That's pretty good advice. After a while, Bush 43 just called himself Dubya as his distractors had, and served two terms as president.
12. “The price of a successful attack is a constructive alternative.”
This has been modified by the left from "a constructive alternative" to a feel-good alternative that is easier to sell. It works.

13. “Pick the target, freeze it, personalize it, and polarize it.”
Todd Akin, Sarah Palin, and Christine O'Donnell can attest to that.

But going back to that 2011 White House Correspondents Association dinner, the radical left has tried to isolate and ridicule Donald Trump to no avail.

As far as Alinsky goes, he has 13 rules, and most of them are losers.

Which is why the first liberal president since Johnson -- Barack Obama -- ignored them.

Obama won largely without these rules. He won by making himself mainstream, and not some freak in a pussyhat.

That worried me until the Left returned to its old Alinsky ways when the Tea Party showed up.

The Left loves Rule 6 -- “A good tactic is one your people enjoy” -- so much that they are oblivious to how others see it merely as the Left pleasuring itself.

And two weeks into the first 208 weeks of Trump's first term, they have not let up.



Please read "Trump the Press," in which I skewer media experts who wrongly predicted Trump would lose the Republican nomination. "Trump the Press" is available as a paperback, and on Kindle.

It covers the nomination process only. The general election is covered in a sequel, "Trump the Establishment," which will be published in paperback on Tuesday.

For autographed copies of either book, email me at

Be deplorable. Follow me on Twitter.


  1. Hillary/Alinsky/Lefties' theme song: "Friend of the Devil." - Elric

  2. Alinsky Fails! Film at 11! Or is it Alinskyites have overstepped themselves, big time? I think the latter.

  3. those rules appeared to work because gop pols were in fact working hand in glove with the dems. it was all kabuki theater. against Trump, not so much.

  4. Very interesting analysis...

    They sure believe the mythology, mainly because team red is so petrified of it.

    Too bad legacy prime movers like Abbie Hoffman and the other members of the infamous seven minus 1 didn't benefit from the publication. Or, maybe they were just the beta pre-release version.

    I'm sorta betting that they will all show the normal half-life of protest/celebrities once they grow up, eventually ending up like Mr. Hoffman "assum(ing) room temperature/ living in a turkey coop converted into an apartment."

    [ ]

  5. Interesting. I think tactical effectiveness depends on the tactic being appropriate for the situation. Take ridicule. Someone mentioned The Knights by Aristophanes recently. The subject of the ridicule in that play went on to be elected to an archonship after it was performed and if I recall correctly, was able to retire from his political career without incident. Most of his supporters never even showed up for the performance, or so it is thought. Either because they didn't care to see it or they couldn't afford to as many of his supporters were poor, like those of Trump. And here's the kicker. He was blond, too.

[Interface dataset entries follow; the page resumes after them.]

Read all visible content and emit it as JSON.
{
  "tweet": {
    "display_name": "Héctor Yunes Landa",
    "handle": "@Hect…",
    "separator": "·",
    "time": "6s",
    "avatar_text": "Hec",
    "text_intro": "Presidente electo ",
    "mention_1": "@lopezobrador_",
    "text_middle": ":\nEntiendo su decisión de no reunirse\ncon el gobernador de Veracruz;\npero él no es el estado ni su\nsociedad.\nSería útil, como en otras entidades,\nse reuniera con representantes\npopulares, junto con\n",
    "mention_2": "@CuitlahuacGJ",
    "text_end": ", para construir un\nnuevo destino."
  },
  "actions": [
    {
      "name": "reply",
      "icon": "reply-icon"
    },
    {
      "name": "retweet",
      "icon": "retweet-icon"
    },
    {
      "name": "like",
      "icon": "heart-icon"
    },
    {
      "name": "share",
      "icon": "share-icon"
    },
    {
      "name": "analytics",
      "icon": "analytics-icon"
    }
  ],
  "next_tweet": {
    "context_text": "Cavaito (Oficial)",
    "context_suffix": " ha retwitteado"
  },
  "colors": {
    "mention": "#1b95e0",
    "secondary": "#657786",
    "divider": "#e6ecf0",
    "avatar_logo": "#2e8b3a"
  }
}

  6. Trump has only one rule, but it's a lulu.

    "I ❤️ Conservatives, but I ♣️ Progressives."

  7. I don't think you can say absolutely these rules work or they don't work. Like most rules they are brief statements of more complicated principles to which some exceptions exist. When used wisely in the appropriate circumstance they can work, when used foolishly in inappropriate circumstances they won't work. And outside conditions also influence their application, some goals are impossible, some are easy. A perfect rule applied perfectly won't accomplish an impossible task. And some things will occur naturally even though your efforts to bring them about are incompetent.